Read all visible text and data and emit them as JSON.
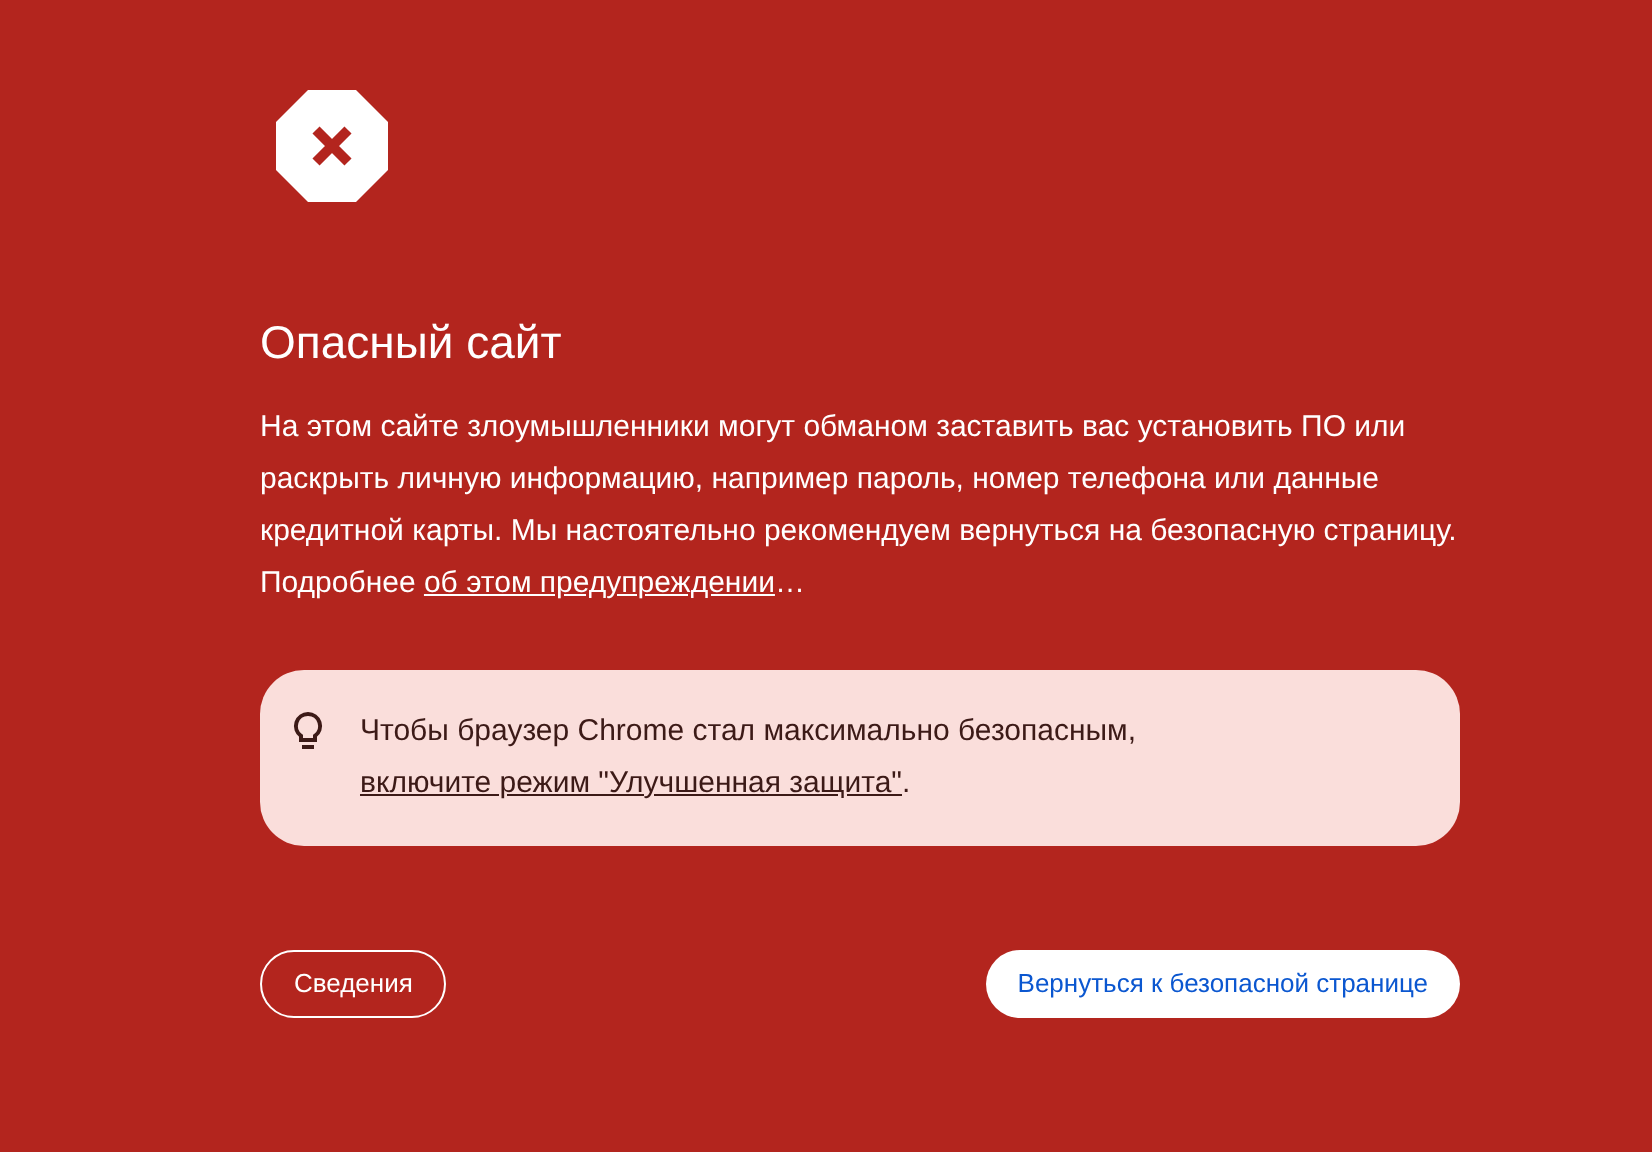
{
  "title": "Опасный сайт",
  "description": {
    "text": "На этом сайте злоумышленники могут обманом заставить вас установить ПО или раскрыть личную информацию, например пароль, номер телефона или данные кредитной карты. Мы настоятельно рекомендуем вернуться на безопасную страницу. Подробнее ",
    "link": "об этом предупреждении",
    "suffix": "…"
  },
  "tip": {
    "text": "Чтобы браузер Chrome стал максимально безопасным, ",
    "link": "включите режим \"Улучшенная защита\"",
    "suffix": "."
  },
  "buttons": [
    {
      "label": "Сведения",
      "kind": "outline"
    },
    {
      "label": "Вернуться к безопасной странице",
      "kind": "primary"
    }
  ]
}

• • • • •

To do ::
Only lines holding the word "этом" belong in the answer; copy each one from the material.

Solution to this task ::
    "text": "На этом сайте злоумышленники могут обманом заставить вас установить ПО или раскрыть личную информацию, например пароль, номер телефона или данные кредитной карты. Мы настоятельно рекомендуем вернуться на безопасную страницу. Подробнее ",
    "link": "об этом предупреждении",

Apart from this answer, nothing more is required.